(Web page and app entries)

=== Section Start ===

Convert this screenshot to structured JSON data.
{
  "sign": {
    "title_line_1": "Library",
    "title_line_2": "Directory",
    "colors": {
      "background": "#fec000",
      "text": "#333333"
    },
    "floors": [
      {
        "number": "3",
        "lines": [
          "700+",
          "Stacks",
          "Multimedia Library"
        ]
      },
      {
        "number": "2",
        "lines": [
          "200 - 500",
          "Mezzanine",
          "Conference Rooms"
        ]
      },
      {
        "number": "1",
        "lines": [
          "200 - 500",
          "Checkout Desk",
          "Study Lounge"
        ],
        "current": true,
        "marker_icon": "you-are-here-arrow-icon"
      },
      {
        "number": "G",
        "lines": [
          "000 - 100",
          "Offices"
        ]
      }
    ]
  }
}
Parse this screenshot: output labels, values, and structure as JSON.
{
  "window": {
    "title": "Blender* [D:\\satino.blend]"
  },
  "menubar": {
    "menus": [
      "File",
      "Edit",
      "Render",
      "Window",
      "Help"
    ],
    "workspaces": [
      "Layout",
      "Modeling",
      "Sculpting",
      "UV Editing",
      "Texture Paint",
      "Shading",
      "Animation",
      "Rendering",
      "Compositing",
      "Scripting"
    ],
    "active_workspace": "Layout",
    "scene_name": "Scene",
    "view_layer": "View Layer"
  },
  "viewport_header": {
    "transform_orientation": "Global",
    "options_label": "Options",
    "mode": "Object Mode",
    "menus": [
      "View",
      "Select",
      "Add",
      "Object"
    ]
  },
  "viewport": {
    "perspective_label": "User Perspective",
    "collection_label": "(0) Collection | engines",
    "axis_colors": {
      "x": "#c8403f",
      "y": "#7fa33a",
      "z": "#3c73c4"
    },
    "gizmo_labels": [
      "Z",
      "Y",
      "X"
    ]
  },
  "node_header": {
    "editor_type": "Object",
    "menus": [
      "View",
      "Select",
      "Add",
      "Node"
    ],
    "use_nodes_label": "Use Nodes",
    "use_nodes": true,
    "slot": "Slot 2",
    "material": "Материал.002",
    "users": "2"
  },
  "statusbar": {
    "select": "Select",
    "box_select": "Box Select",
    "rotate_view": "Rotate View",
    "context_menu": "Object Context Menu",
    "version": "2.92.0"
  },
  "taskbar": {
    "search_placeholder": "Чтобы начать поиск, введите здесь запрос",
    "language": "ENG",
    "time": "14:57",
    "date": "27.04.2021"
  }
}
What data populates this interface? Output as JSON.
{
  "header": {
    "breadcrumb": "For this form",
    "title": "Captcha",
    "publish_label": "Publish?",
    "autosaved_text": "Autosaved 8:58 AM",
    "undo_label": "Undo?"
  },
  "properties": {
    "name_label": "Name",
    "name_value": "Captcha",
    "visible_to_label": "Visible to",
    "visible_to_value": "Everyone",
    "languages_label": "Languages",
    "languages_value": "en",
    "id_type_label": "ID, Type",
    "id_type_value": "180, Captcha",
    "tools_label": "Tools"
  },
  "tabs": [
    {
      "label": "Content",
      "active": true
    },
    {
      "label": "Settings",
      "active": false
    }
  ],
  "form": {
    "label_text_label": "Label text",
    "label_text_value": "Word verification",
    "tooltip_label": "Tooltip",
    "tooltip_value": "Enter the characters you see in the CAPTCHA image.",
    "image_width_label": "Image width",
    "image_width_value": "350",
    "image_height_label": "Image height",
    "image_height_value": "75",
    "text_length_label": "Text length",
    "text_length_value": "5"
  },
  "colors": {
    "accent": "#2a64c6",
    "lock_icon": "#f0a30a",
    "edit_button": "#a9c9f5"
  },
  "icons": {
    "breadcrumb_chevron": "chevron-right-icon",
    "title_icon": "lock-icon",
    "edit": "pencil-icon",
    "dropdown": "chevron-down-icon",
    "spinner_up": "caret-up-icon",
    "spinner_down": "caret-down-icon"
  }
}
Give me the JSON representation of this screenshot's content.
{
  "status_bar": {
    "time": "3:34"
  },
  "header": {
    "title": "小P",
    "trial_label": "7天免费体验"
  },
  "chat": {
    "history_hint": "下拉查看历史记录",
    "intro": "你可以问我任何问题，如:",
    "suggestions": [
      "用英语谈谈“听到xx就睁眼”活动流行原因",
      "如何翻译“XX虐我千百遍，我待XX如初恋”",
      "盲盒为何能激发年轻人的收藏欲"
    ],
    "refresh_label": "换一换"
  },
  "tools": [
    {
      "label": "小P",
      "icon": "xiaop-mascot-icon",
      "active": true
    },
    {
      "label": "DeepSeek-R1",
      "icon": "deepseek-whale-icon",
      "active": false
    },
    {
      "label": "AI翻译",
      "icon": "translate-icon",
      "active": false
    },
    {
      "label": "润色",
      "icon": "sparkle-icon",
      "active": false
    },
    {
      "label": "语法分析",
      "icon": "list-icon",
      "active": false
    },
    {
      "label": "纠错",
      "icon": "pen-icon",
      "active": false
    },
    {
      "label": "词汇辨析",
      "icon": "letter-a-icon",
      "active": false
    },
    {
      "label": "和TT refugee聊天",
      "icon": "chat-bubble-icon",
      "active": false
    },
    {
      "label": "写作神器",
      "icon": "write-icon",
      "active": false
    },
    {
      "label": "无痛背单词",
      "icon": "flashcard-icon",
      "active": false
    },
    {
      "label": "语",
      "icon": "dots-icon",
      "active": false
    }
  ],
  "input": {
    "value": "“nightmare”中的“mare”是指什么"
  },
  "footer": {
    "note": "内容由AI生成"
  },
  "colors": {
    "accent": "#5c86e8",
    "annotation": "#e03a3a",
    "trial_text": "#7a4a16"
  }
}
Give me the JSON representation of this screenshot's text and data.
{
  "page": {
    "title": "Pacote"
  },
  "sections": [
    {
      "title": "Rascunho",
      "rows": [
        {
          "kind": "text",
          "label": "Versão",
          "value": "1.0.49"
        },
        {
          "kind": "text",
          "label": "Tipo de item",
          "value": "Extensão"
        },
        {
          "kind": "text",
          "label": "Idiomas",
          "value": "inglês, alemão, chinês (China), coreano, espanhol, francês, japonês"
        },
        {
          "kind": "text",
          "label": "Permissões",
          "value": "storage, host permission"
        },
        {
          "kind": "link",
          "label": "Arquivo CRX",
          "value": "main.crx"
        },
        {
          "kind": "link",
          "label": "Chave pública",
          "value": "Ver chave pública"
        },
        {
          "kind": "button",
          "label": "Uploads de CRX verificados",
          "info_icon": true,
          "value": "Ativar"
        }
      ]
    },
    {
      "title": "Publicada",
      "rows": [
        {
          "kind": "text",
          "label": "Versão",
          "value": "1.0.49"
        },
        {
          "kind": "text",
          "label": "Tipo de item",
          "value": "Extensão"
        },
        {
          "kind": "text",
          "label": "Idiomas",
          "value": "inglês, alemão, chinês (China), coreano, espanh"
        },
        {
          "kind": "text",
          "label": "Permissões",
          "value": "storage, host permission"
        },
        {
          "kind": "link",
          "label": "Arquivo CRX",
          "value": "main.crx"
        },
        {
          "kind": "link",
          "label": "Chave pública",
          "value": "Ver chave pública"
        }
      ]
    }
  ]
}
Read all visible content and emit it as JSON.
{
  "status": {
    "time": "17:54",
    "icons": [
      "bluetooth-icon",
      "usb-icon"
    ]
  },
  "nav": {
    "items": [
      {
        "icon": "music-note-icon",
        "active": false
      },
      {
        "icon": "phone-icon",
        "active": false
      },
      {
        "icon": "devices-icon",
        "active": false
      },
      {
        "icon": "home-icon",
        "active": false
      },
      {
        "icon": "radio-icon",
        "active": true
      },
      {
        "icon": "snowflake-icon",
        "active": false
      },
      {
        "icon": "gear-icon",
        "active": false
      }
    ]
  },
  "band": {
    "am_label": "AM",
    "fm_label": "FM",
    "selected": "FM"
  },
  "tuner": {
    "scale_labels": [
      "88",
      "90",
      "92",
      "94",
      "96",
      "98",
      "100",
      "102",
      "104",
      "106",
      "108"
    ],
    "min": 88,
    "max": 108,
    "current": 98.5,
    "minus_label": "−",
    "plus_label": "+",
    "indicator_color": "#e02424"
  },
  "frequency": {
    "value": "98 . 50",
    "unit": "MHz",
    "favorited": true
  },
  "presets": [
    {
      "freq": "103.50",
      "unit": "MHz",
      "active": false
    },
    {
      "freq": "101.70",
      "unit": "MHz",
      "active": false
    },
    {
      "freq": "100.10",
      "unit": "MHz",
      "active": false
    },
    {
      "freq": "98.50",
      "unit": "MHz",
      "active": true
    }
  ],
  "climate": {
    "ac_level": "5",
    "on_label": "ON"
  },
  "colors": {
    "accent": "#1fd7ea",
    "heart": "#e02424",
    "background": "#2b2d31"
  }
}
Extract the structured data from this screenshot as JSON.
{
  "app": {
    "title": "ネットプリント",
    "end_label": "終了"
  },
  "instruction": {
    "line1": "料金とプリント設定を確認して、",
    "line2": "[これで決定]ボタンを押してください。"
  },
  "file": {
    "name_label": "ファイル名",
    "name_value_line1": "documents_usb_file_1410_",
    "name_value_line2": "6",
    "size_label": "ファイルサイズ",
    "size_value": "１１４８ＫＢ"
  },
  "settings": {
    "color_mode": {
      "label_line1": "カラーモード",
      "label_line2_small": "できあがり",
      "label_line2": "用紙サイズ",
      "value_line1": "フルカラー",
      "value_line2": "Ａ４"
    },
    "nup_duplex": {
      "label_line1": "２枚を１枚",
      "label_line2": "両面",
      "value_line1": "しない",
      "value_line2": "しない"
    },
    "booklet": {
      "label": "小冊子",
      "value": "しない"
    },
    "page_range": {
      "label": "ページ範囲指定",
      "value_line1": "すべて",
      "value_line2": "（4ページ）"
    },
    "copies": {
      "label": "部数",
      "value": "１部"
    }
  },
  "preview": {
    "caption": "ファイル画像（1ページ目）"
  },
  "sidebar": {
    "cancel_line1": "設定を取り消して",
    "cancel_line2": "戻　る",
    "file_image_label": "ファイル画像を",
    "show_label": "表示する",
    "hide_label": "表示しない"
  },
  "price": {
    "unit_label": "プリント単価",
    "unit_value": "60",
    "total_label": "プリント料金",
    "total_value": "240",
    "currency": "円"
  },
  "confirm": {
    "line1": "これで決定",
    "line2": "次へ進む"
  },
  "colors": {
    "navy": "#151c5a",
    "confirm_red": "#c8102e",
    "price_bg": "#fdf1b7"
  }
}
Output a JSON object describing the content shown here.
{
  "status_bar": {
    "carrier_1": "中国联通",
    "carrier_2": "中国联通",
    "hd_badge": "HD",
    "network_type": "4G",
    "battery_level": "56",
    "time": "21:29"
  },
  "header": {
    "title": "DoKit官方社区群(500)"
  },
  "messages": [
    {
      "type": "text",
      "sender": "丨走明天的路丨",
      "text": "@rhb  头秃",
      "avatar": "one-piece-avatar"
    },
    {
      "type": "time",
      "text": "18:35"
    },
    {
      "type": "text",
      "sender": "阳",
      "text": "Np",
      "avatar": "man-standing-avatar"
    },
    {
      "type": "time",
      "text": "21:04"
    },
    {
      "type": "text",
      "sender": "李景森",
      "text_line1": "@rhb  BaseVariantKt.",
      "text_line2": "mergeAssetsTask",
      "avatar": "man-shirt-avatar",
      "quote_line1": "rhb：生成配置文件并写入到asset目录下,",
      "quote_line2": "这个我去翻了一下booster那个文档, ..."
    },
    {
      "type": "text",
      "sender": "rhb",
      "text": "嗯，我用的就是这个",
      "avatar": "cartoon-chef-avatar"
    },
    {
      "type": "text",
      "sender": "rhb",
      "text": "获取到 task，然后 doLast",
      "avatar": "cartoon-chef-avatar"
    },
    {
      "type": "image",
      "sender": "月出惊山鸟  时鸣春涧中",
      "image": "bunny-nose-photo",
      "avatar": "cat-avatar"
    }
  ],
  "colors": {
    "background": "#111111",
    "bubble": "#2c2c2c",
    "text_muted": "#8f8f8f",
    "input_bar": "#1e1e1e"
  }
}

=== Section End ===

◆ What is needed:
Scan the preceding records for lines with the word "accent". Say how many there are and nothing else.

◆ Response to this exercise:
3